The following data is extracted from Reminiscent History Of The Ozark Region, pub. Goodspeed Brothers, Publishers, Chicago 1894.
M. M. PEASE. This resident and prominent citizen of West Plains, Missouri, came originally from the Granite State, his birth occurring January 15, 1855. At an early date he came with his father to Missouri, and in this State he has since made his home. In the year 1877 he started out in business for himself and engaged in saw milling in Douglas County. This business he has followed for the most part ever since. He is also doing business at Dora, Ozark County, where he is a member of the Pease Milling Company. The members of this firm are: C. E., M. M. and A. M. Pease. The mill is operated by steam and has a capacity of forty barrels per day. Three hands are employed. Our subject and his brother A. M. are also members of the concern known as the Pease Lumber Company, located four miles west of Salome Springs, in Ozark County. They manufacture lumber and the mill has a capacity of 15,000 feet per day. Our subject has made a success in a business way and is possessed of an unlimited amount of energy, perseverance, and industry. Mr. Pease is a member of the A. O. U. W., and is with the Populist party. Since 1876 until recently he has been a Greenbacker, and he has ever been active in political matters and a leader in his vicinity. He has been a delegate to the State con-ventions, is chairman of the Congressional District, and is a prominent man in the party. Mr. Pease first married Miss Winnie Johnson, of Laclede County, and daughter of John A. Johnson. Seven children were born to this union, but only three are now living: Walter A., Myrtie M. and Oliver R. The others died young. After the death of his first wife, Mr. Pease married Miss Eva White, a native of Ohio, and the daughter of W. S. White, of Douglas County. Three children have been given them: Norton, Byron and Susan M. Mr. Pease owns real estate in West Plains and a good farm in Douglas County. In a business way he has made a complete success, and seems to prosper in whatever enterprise he attempts. He is public-spirited and takes an interest in all worthy movements.

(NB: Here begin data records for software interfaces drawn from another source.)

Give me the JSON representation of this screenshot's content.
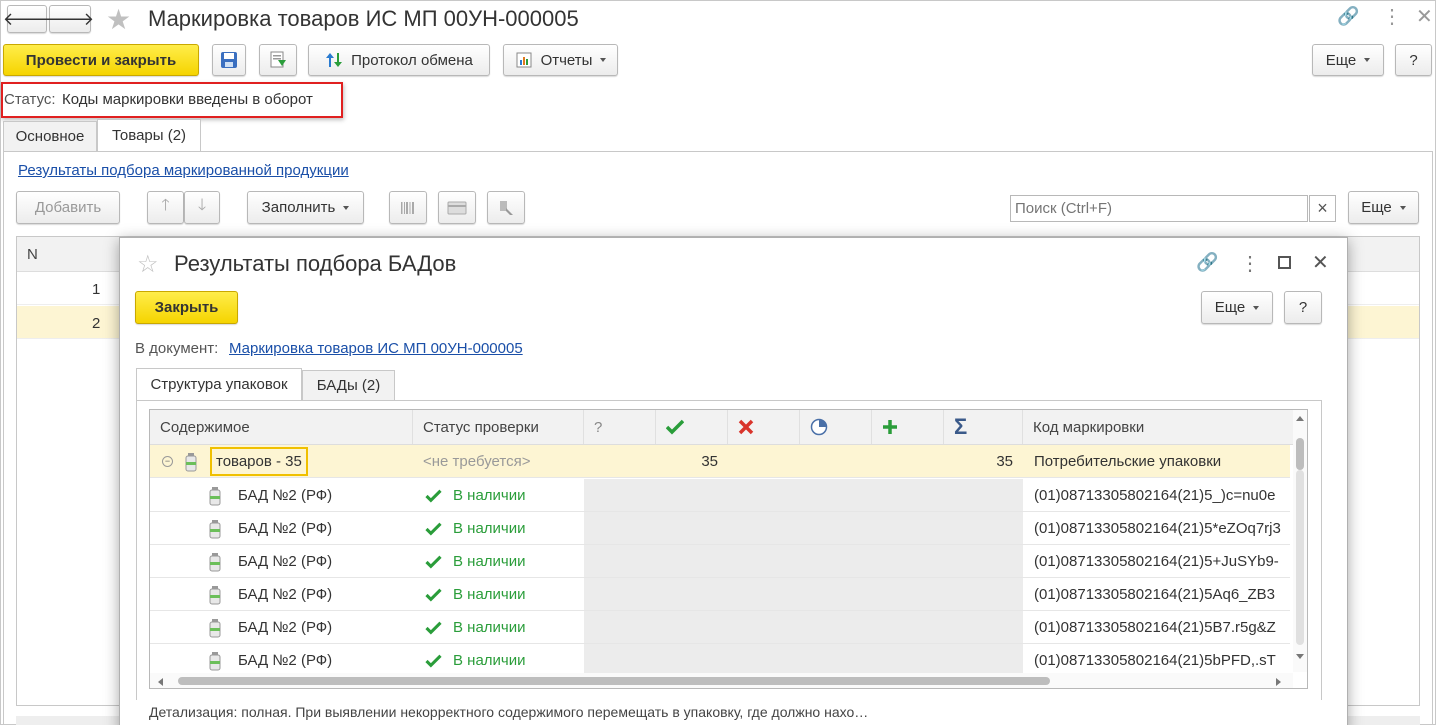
{
  "main": {
    "title": "Маркировка товаров ИС МП 00УН-000005",
    "toolbar": {
      "post_close": "Провести и закрыть",
      "protocol": "Протокол обмена",
      "reports": "Отчеты",
      "more": "Еще",
      "help": "?"
    },
    "status_label": "Статус:",
    "status_value": "Коды маркировки введены в оборот",
    "tabs": [
      {
        "label": "Основное"
      },
      {
        "label": "Товары (2)"
      }
    ],
    "results_link": "Результаты подбора маркированной продукции",
    "list_toolbar": {
      "add": "Добавить",
      "fill": "Заполнить",
      "search_placeholder": "Поиск (Ctrl+F)",
      "clear": "×",
      "more": "Еще"
    },
    "table": {
      "header_n": "N",
      "rows": [
        {
          "n": "1"
        },
        {
          "n": "2"
        }
      ]
    }
  },
  "dialog": {
    "title": "Результаты подбора БАДов",
    "close_btn": "Закрыть",
    "more": "Еще",
    "help": "?",
    "doc_label": "В документ:",
    "doc_link": "Маркировка товаров ИС МП 00УН-000005",
    "tabs": [
      {
        "label": "Структура упаковок"
      },
      {
        "label": "БАДы (2)"
      }
    ],
    "grid": {
      "headers": {
        "content": "Содержимое",
        "status": "Статус проверки",
        "q": "?",
        "code": "Код маркировки"
      },
      "group": {
        "content": "товаров - 35",
        "status": "<не требуется>",
        "ok": "35",
        "sum": "35",
        "code": "Потребительские упаковки"
      },
      "rows": [
        {
          "content": "БАД №2 (РФ)",
          "status": "В наличии",
          "code": "(01)08713305802164(21)5_)c=nu0e"
        },
        {
          "content": "БАД №2 (РФ)",
          "status": "В наличии",
          "code": "(01)08713305802164(21)5*eZOq7rj3"
        },
        {
          "content": "БАД №2 (РФ)",
          "status": "В наличии",
          "code": "(01)08713305802164(21)5+JuSYb9-"
        },
        {
          "content": "БАД №2 (РФ)",
          "status": "В наличии",
          "code": "(01)08713305802164(21)5Aq6_ZB3"
        },
        {
          "content": "БАД №2 (РФ)",
          "status": "В наличии",
          "code": "(01)08713305802164(21)5B7.r5g&Z"
        },
        {
          "content": "БАД №2 (РФ)",
          "status": "В наличии",
          "code": "(01)08713305802164(21)5bPFD,.sT"
        }
      ]
    },
    "footer": "Детализация: полная. При выявлении некорректного содержимого перемещать в упаковку, где должно нахо…"
  },
  "colors": {
    "accent_yellow": "#f5d400",
    "highlight_row": "#fdf5d3",
    "link": "#1a4fa8",
    "ok_green": "#2a9d3a",
    "err_red": "#d9342b",
    "alert_red": "#e02020"
  }
}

Source: Reminiscent History Of The Ozark Region, pub. Goodspeed Brothers, Publishers, Chicago 1894